* _Problem_: For each line of the data below, copy it if it holds the word "Highlight".

Element data from apps and pages:
┌────────

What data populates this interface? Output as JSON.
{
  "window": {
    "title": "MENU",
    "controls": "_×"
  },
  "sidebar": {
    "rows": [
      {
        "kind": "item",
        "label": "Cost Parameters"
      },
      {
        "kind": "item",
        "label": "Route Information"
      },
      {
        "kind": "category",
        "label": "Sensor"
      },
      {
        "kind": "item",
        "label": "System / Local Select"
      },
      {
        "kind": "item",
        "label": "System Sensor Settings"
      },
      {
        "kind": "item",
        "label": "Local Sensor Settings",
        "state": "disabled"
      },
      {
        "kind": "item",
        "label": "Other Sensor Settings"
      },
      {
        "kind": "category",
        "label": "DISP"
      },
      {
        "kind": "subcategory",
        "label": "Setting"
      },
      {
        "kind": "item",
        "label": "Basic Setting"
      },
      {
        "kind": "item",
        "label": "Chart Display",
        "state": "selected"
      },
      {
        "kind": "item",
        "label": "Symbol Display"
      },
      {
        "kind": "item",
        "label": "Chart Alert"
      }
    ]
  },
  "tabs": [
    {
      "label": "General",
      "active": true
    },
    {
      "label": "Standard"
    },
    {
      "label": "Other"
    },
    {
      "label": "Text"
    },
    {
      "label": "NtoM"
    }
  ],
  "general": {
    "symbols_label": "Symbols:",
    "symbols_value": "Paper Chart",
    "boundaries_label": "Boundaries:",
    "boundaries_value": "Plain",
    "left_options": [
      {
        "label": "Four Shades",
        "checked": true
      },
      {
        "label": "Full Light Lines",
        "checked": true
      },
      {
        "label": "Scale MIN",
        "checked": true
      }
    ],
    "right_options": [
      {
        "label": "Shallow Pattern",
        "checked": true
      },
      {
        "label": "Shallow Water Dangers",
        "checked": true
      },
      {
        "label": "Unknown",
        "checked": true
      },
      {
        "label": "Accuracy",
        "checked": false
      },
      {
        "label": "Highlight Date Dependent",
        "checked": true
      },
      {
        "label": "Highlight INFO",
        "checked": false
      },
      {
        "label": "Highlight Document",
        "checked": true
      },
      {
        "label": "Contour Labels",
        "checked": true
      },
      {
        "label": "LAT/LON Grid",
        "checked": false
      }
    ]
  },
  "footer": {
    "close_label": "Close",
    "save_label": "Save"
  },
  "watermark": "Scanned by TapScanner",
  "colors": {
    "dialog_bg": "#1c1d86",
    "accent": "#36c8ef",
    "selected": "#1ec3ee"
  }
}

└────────

* _Written response_:
        "label": "Highlight Date Dependent",
        "label": "Highlight INFO",
        "label": "Highlight Document",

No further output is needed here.